College tours succumb to parental pressure


Confession: my mom is more excited about college than I am. By far.

She has all the excitement, but none of the anxiety. Having gone through the process with my older siblings, my mom is now an (uncertified) expert on everything and anything college.

This becomes all too clear when we visit colleges.

From the grassy, Starbucks-filled campuses to the massive, musky libraries, even the crummy, suspiciously-stained dorm rooms make her “ooo” and “aww.” It’s an ongoing joke that she’s the one going to college, not me, because everything’s “so interesting” to her.

Going on tours with her, I find it hard not to laugh, but just as hard not to cry.

“You know, Jackie, this could be a really good fit for you.”

“You know, a big school has a lot of opportunities, but I think you want something a little more close-knit.”

“You know, I don’t think you want to be too far away from home…”

Mentioning this to my friends, I get a lot of sympathetic nods and murmurs of agreement. Sage Vouse ’15 calls her experiences “mildly-upsetting”  and “anxiety-inducing.” That about sums it up; going on a tour with my mom isn’t the apocalypse, but it is uncomfortable and stressful.

When the guide asks for questions, I find myself holding my breath. Maybe she’s just going to ask about class sizes, but still,  the second her words leave her throat, I already feel suffocated.

One tour with an over-enthusiastic college student, and suddenly I’m supposed to know what I want in my college? I can barely decide on breakfast.

It feels like my entire future is being pinned to death, like a voodoo doll. Harmless comments, like how she thinks a close-by school is “a great safety-net,” or how an open curriculum is “really cutting-edge. You want that,” become really overwhelming, because I have no idea what I want.

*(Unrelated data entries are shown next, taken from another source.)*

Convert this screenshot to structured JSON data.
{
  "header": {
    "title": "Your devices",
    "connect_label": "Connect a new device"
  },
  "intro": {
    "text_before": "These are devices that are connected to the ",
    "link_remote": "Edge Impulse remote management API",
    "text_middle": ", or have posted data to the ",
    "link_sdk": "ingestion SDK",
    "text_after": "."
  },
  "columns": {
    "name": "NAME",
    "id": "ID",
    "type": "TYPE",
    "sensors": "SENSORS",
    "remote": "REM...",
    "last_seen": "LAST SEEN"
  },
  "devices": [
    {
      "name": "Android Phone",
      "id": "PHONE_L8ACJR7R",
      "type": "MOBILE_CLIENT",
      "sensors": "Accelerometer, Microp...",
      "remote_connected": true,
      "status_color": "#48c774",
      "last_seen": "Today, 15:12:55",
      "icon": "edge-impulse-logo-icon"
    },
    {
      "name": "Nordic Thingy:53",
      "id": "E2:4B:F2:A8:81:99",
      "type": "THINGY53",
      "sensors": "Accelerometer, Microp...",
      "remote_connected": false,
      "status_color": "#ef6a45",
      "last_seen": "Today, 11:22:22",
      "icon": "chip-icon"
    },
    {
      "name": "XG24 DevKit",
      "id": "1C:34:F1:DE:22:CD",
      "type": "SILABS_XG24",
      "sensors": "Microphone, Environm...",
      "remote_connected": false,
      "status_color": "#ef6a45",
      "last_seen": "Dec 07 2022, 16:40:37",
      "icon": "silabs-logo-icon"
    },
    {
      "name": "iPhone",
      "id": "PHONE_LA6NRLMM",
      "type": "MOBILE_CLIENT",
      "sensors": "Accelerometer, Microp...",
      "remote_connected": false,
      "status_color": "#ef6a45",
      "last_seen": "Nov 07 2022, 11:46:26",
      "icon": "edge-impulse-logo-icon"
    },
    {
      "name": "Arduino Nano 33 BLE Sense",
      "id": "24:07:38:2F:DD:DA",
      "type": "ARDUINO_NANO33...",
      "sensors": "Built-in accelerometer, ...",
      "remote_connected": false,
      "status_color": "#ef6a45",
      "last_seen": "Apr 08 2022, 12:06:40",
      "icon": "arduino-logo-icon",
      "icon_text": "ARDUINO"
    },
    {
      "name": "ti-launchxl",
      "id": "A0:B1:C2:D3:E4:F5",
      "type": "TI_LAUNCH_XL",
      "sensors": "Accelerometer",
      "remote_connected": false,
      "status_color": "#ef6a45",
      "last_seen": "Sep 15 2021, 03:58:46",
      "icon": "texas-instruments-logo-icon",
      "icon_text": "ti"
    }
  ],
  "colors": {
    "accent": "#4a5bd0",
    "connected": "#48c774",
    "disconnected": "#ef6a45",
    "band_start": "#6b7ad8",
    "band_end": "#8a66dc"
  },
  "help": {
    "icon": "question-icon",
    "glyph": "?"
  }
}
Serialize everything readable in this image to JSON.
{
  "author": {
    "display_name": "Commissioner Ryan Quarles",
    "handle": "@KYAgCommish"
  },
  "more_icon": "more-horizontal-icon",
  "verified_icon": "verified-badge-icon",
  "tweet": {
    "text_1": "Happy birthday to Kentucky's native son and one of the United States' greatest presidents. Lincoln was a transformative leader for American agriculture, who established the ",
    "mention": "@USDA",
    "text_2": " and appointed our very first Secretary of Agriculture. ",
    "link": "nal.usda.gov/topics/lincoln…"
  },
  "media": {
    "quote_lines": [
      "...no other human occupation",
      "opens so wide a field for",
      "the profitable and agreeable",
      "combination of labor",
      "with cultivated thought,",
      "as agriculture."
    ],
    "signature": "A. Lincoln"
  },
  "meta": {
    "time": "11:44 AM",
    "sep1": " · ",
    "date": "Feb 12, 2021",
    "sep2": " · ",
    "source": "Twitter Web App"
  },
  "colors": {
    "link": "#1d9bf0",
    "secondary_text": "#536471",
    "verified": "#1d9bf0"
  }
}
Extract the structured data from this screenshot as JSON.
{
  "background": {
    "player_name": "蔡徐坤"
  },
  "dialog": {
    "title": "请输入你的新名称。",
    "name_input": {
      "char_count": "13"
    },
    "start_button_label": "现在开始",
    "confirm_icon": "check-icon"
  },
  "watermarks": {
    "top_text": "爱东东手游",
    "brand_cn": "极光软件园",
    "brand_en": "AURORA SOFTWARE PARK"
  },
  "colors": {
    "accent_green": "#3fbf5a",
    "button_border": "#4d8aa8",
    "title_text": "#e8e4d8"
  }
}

Especially when it’s 9 a.m. on a Saturday, and I’d trade anything to be sleeping in, for once.